"City of Bunbury" was delivered to Qantas in December 1979 and retired from the fleet in 2000. During its working life with Qantas it is estimated the aircraft carried over 5.4 million passengers and flew the equivalent of 2000 trips around the world. This is the only surviving Boeing 747-200 with Rolls Royce engines.

Where to see it

Qantas Founders Museum

Sir Hudson Fysh Drive, Longreach, Queensland

See also: Aussie town where you can walk on the wings of a Qantas 747

Catalina Flying Boat

Members of the Australian cricket team take off from Rose Bay at 5.20am for their tour to New Zealand on 26 February 1946. SMH SPORT Picture by COL GILBERT Touring squad plane cricketers hhollins post war sporting tours 1940s Australia seaplane flying boat Catalina ryantour

Members of the Australian cricket team take off from Rose Bay at 5.20am for their tour to New Zealand on 26 February 1946. Photo: Col Gilbert

Catalina flying boats were chosen to maintain a vital air link between Australia and the UK during World War II, flying non-stop from Western Australia to Colombo in Ceylon, as Sri Lanka was known at the time. Travelling at about 200 kilometres per hour the Catalinas would take an average of 28 hours to complete the journey, but up to 32 hours nine minutes when winds were unfavourable, setting a record the longest time ever for a scheduled commercial flight that remains unbroken. The five Catalinas used for this service were scuttled at sea under the lend-lease agreement with the US Government, however Qantas subsequently acquired seven former RAAF Catalinas and used them for services throughout the South Pacific, one of which sits at the Qantas Museum.

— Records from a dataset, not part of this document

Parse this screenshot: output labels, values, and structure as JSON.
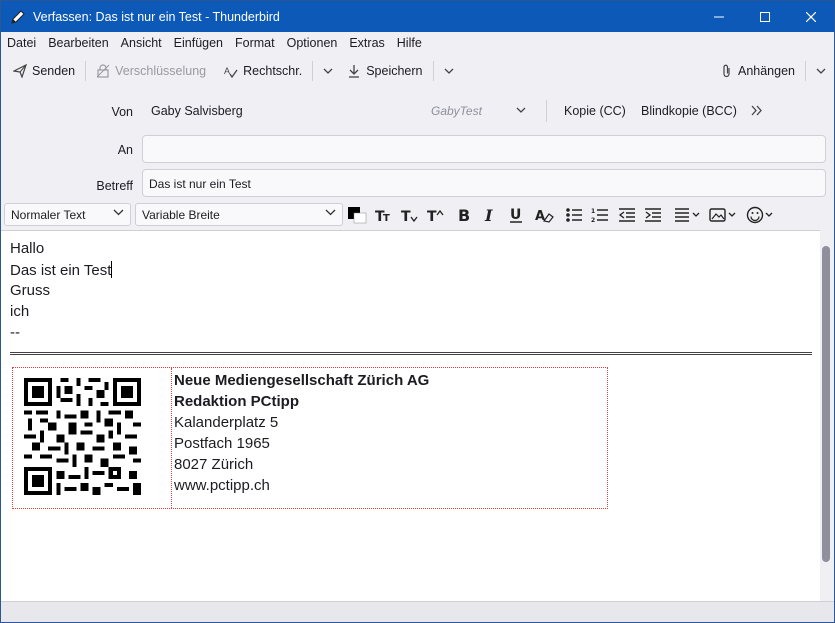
{
  "window": {
    "title": "Verfassen: Das ist nur ein Test - Thunderbird"
  },
  "menu": {
    "items": [
      "Datei",
      "Bearbeiten",
      "Ansicht",
      "Einfügen",
      "Format",
      "Optionen",
      "Extras",
      "Hilfe"
    ]
  },
  "toolbar": {
    "send_label": "Senden",
    "encrypt_label": "Verschlüsselung",
    "spellcheck_label": "Rechtschr.",
    "save_label": "Speichern",
    "attach_label": "Anhängen"
  },
  "header": {
    "from_label": "Von",
    "from_name": "Gaby Salvisberg",
    "identity": "GabyTest",
    "cc_label": "Kopie (CC)",
    "bcc_label": "Blindkopie (BCC)",
    "to_label": "An",
    "to_value": "",
    "subject_label": "Betreff",
    "subject_value": "Das ist nur ein Test"
  },
  "format": {
    "paragraph_style": "Normaler Text",
    "font": "Variable Breite"
  },
  "body": {
    "lines": [
      "Hallo",
      "Das ist ein Test",
      "Gruss",
      "ich",
      "--"
    ]
  },
  "signature": {
    "lines": [
      "Neue Mediengesellschaft Zürich AG",
      "Redaktion PCtipp",
      "Kalanderplatz 5",
      "Postfach 1965",
      "8027 Zürich",
      "www.pctipp.ch"
    ]
  },
  "colors": {
    "titlebar": "#0c59b8",
    "signature_border": "#dd4444"
  }
}
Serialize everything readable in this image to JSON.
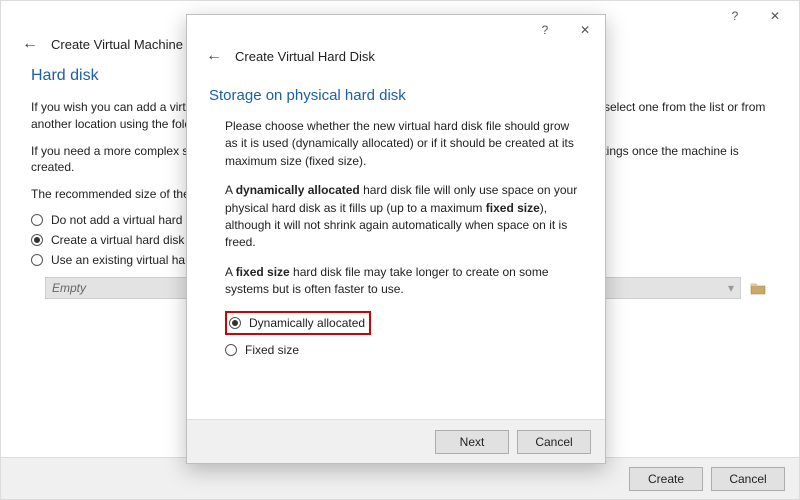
{
  "parent": {
    "title": "Create Virtual Machine",
    "heading": "Hard disk",
    "para1": "If you wish you can add a virtual hard disk to the new machine. You can either create a new hard disk file or select one from the list or from another location using the folder icon.",
    "para2": "If you need a more complex storage set-up you can skip this step and make the changes to the machine settings once the machine is created.",
    "para3": "The recommended size of the hard disk is 50.00 GB.",
    "radio1": "Do not add a virtual hard disk",
    "radio2": "Create a virtual hard disk now",
    "radio3": "Use an existing virtual hard disk file",
    "combo_value": "Empty",
    "create": "Create",
    "cancel": "Cancel"
  },
  "front": {
    "title": "Create Virtual Hard Disk",
    "heading": "Storage on physical hard disk",
    "p1": "Please choose whether the new virtual hard disk file should grow as it is used (dynamically allocated) or if it should be created at its maximum size (fixed size).",
    "p2a": "A ",
    "p2b": "dynamically allocated",
    "p2c": " hard disk file will only use space on your physical hard disk as it fills up (up to a maximum ",
    "p2d": "fixed size",
    "p2e": "), although it will not shrink again automatically when space on it is freed.",
    "p3a": "A ",
    "p3b": "fixed size",
    "p3c": " hard disk file may take longer to create on some systems but is often faster to use.",
    "opt1": "Dynamically allocated",
    "opt2": "Fixed size",
    "next": "Next",
    "cancel": "Cancel"
  }
}
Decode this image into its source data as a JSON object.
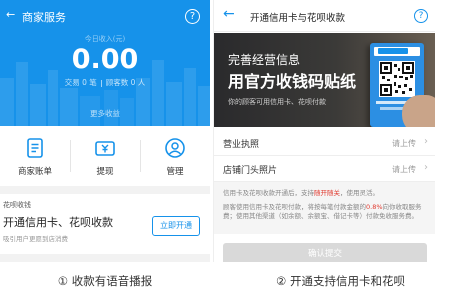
{
  "left": {
    "back": "←",
    "title": "商家服务",
    "help_icon": "?",
    "today_label": "今日收入(元)",
    "amount": "0.00",
    "stat_count": "交易 0 笔",
    "stat_visitors": "顾客数 0 人",
    "more_label": "更多收益",
    "grid": [
      {
        "icon": "document-icon",
        "label": "商家账单"
      },
      {
        "icon": "withdraw-icon",
        "label": "提现"
      },
      {
        "icon": "person-icon",
        "label": "管理"
      }
    ],
    "card": {
      "tag": "花呗收钱",
      "title": "开通信用卡、花呗收款",
      "subtitle": "吸引用户更愿到店消费",
      "button": "立即开通"
    }
  },
  "right": {
    "back": "←",
    "title": "开通信用卡与花呗收款",
    "help_icon": "?",
    "banner": {
      "line1": "完善经营信息",
      "line2": "用官方收钱码贴纸",
      "line3": "你的顾客可用信用卡、花呗付款"
    },
    "rows": [
      {
        "label": "营业执照",
        "action": "请上传",
        "chevron": "›"
      },
      {
        "label": "店铺门头照片",
        "action": "请上传",
        "chevron": "›"
      }
    ],
    "notice_1a": "信用卡及花呗收款开通后，支持",
    "notice_1b": "随开随关",
    "notice_1c": "，使用灵活。",
    "notice_2a": "顾客使用信用卡及花呗付款，将按每笔付款金额的",
    "notice_2b": "0.8%",
    "notice_2c": "向你收取服务费；使用其他渠道（如余额、余额宝、借记卡等）付款免收服务费。",
    "apply_button": "确认提交"
  },
  "captions": {
    "left": "① 收款有语音播报",
    "right": "② 开通支持信用卡和花呗"
  },
  "colors": {
    "brand_blue": "#1692ea",
    "highlight_red": "#e03a2f"
  }
}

Qantas Founders Museum

Sir Hudson Fysh Drive, Longreach, Queensland

See also: Six incredible planes you'll never get to fly on